Please report every line in the entries that contains the string "title".

-- Dataset rows for apps and sites --
= = = =

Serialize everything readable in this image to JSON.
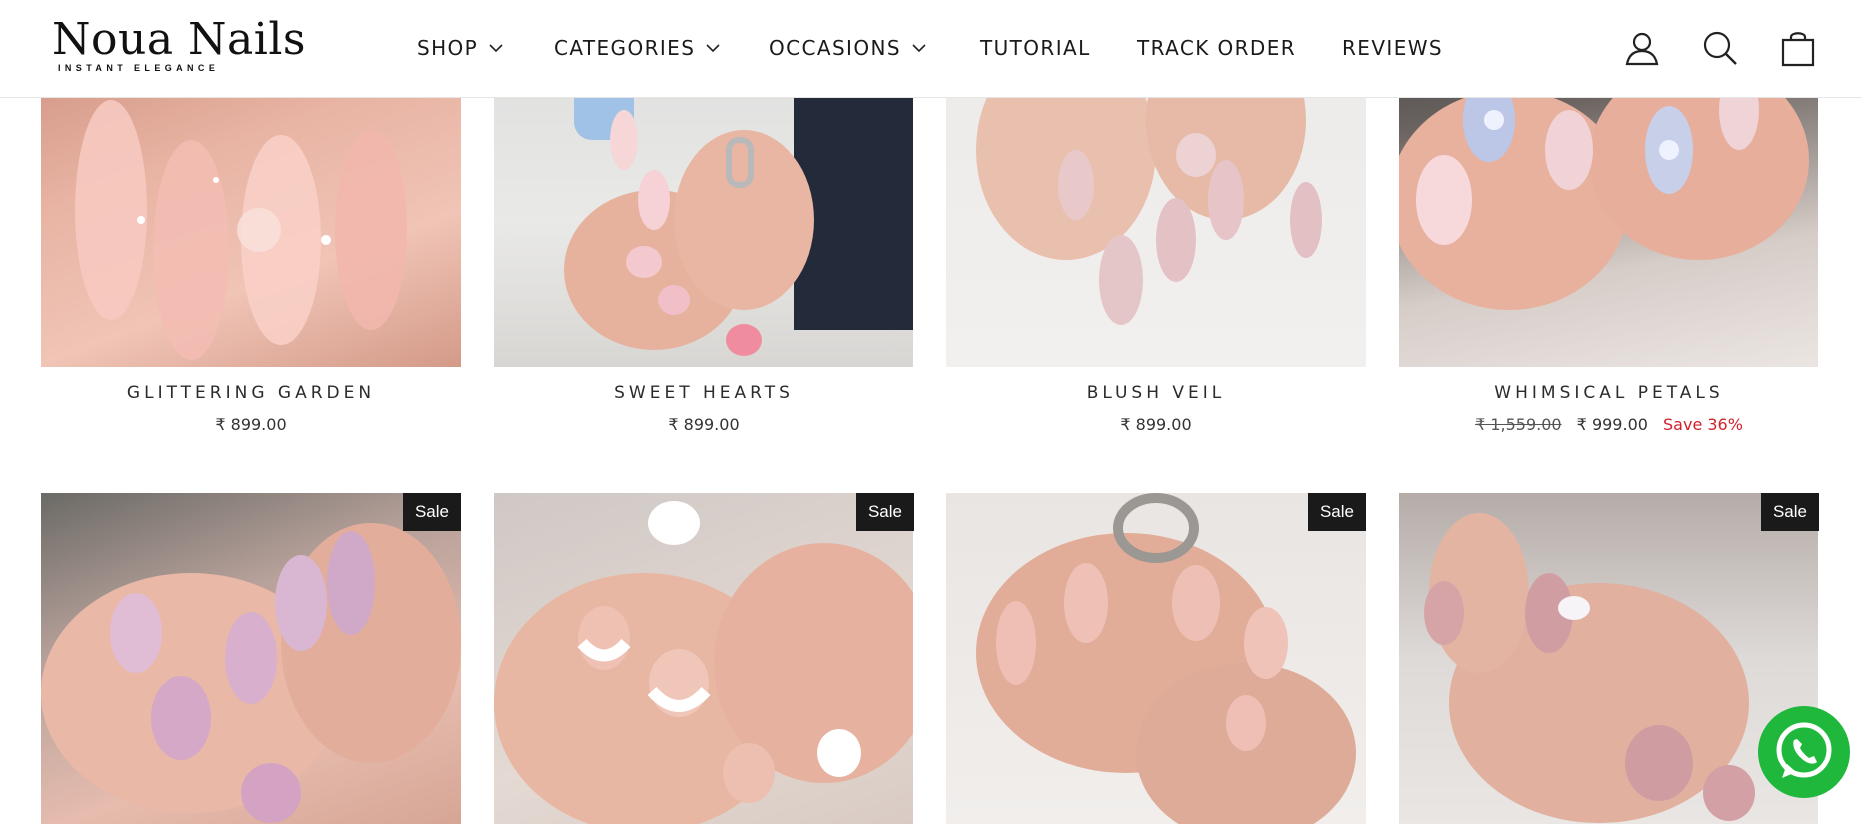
{
  "brand": {
    "name": "Noua Nails",
    "tagline": "INSTANT ELEGANCE"
  },
  "nav": [
    {
      "label": "SHOP",
      "dropdown": true
    },
    {
      "label": "CATEGORIES",
      "dropdown": true
    },
    {
      "label": "OCCASIONS",
      "dropdown": true
    },
    {
      "label": "TUTORIAL",
      "dropdown": false
    },
    {
      "label": "TRACK ORDER",
      "dropdown": false
    },
    {
      "label": "REVIEWS",
      "dropdown": false
    }
  ],
  "header_icons": [
    "account-icon",
    "search-icon",
    "cart-icon"
  ],
  "products_row1": [
    {
      "title": "GLITTERING GARDEN",
      "price": "₹ 899.00"
    },
    {
      "title": "SWEET HEARTS",
      "price": "₹ 899.00"
    },
    {
      "title": "BLUSH VEIL",
      "price": "₹ 899.00"
    },
    {
      "title": "WHIMSICAL PETALS",
      "compare_price": "₹ 1,559.00",
      "price": "₹ 999.00",
      "save": "Save 36%"
    }
  ],
  "products_row2": [
    {
      "badge": "Sale"
    },
    {
      "badge": "Sale"
    },
    {
      "badge": "Sale"
    },
    {
      "badge": "Sale"
    }
  ],
  "colors": {
    "sale_badge": "#1a1a1a",
    "save_text": "#d1222a",
    "whatsapp": "#1fb83d"
  },
  "floating": {
    "icon": "whatsapp-icon"
  }
}
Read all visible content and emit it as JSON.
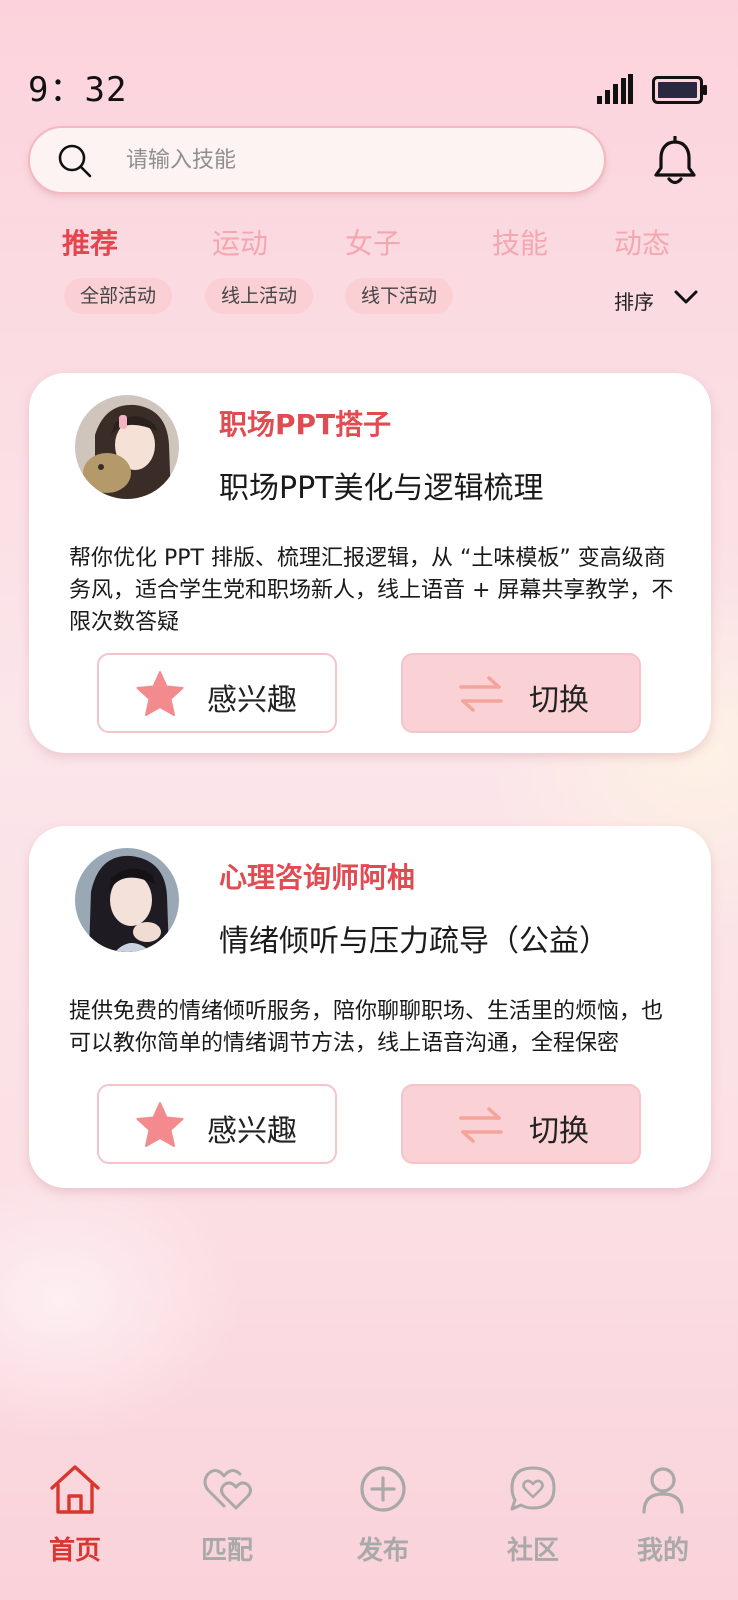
{
  "status_bar": {
    "time": "9：32"
  },
  "search": {
    "placeholder": "请输入技能"
  },
  "tabs": [
    {
      "label": "推荐",
      "active": true
    },
    {
      "label": "运动"
    },
    {
      "label": "女子"
    },
    {
      "label": "技能"
    },
    {
      "label": "动态"
    }
  ],
  "filters": [
    {
      "label": "全部活动"
    },
    {
      "label": "线上活动"
    },
    {
      "label": "线下活动"
    }
  ],
  "sort": {
    "label": "排序"
  },
  "cards": [
    {
      "name": "职场PPT搭子",
      "title": "职场PPT美化与逻辑梳理",
      "description": "帮你优化 PPT 排版、梳理汇报逻辑，从 “土味模板” 变高级商务风，适合学生党和职场新人，线上语音 + 屏幕共享教学，不限次数答疑",
      "interest_label": "感兴趣",
      "switch_label": "切换"
    },
    {
      "name": "心理咨询师阿柚",
      "title": "情绪倾听与压力疏导（公益）",
      "description": "提供免费的情绪倾听服务，陪你聊聊职场、生活里的烦恼，也可以教你简单的情绪调节方法，线上语音沟通，全程保密",
      "interest_label": "感兴趣",
      "switch_label": "切换"
    }
  ],
  "bottom_nav": [
    {
      "label": "首页",
      "icon": "home-icon",
      "active": true
    },
    {
      "label": "匹配",
      "icon": "heart-match-icon"
    },
    {
      "label": "发布",
      "icon": "plus-circle-icon"
    },
    {
      "label": "社区",
      "icon": "chat-heart-icon"
    },
    {
      "label": "我的",
      "icon": "user-icon"
    }
  ],
  "colors": {
    "accent": "#e4454f",
    "tab_inactive": "#f3a8af",
    "chip_bg": "#fad0d4",
    "nav_active": "#d8362e",
    "nav_inactive": "#a9a9a9",
    "star": "#f28a8e"
  }
}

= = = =

-- THE COMPLETED TASK --
      "title": "GLITTERING GARDEN",
      "title": "SWEET HEARTS",
      "title": "BLUSH VEIL",
      "title": "WHIMSICAL PETALS",
      "title": "职场PPT美化与逻辑梳理",
      "title": "情绪倾听与压力疏导（公益）",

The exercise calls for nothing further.